• [WORK INSTRUCTION] Pictures must be left out. Retype exactly the lines from the one containing "Give me the" through the last line of the records below.

[Dataset rows describing interfaces]
————
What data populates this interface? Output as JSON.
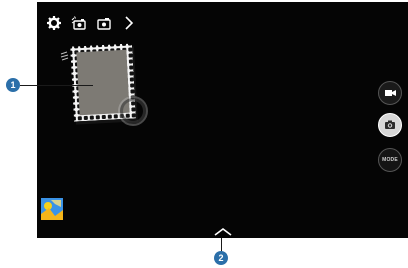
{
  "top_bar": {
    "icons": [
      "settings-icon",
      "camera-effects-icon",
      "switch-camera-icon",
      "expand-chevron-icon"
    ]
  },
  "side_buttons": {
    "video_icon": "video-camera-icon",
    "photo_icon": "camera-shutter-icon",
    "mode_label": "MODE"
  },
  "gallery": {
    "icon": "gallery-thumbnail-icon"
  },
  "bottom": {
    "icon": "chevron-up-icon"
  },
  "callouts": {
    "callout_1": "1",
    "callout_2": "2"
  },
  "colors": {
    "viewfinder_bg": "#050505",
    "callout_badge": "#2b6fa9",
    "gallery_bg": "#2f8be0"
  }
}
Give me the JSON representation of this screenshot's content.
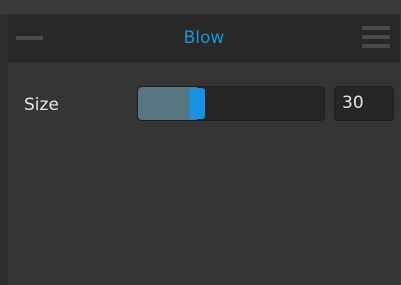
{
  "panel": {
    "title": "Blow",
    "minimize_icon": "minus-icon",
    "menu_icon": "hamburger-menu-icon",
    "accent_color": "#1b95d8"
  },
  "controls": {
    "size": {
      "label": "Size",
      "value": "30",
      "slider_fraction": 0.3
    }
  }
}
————
• [SOLVED EXERCISE]
Give me the JSON representation of this screenshot's content.
{
  "panel": {
    "title": "Blow",
    "minimize_icon": "minus-icon",
    "menu_icon": "hamburger-menu-icon",
    "accent_color": "#1b95d8"
  },
  "controls": {
    "size": {
      "label": "Size",
      "value": "30",
      "slider_fraction": 0.3
    }
  }
}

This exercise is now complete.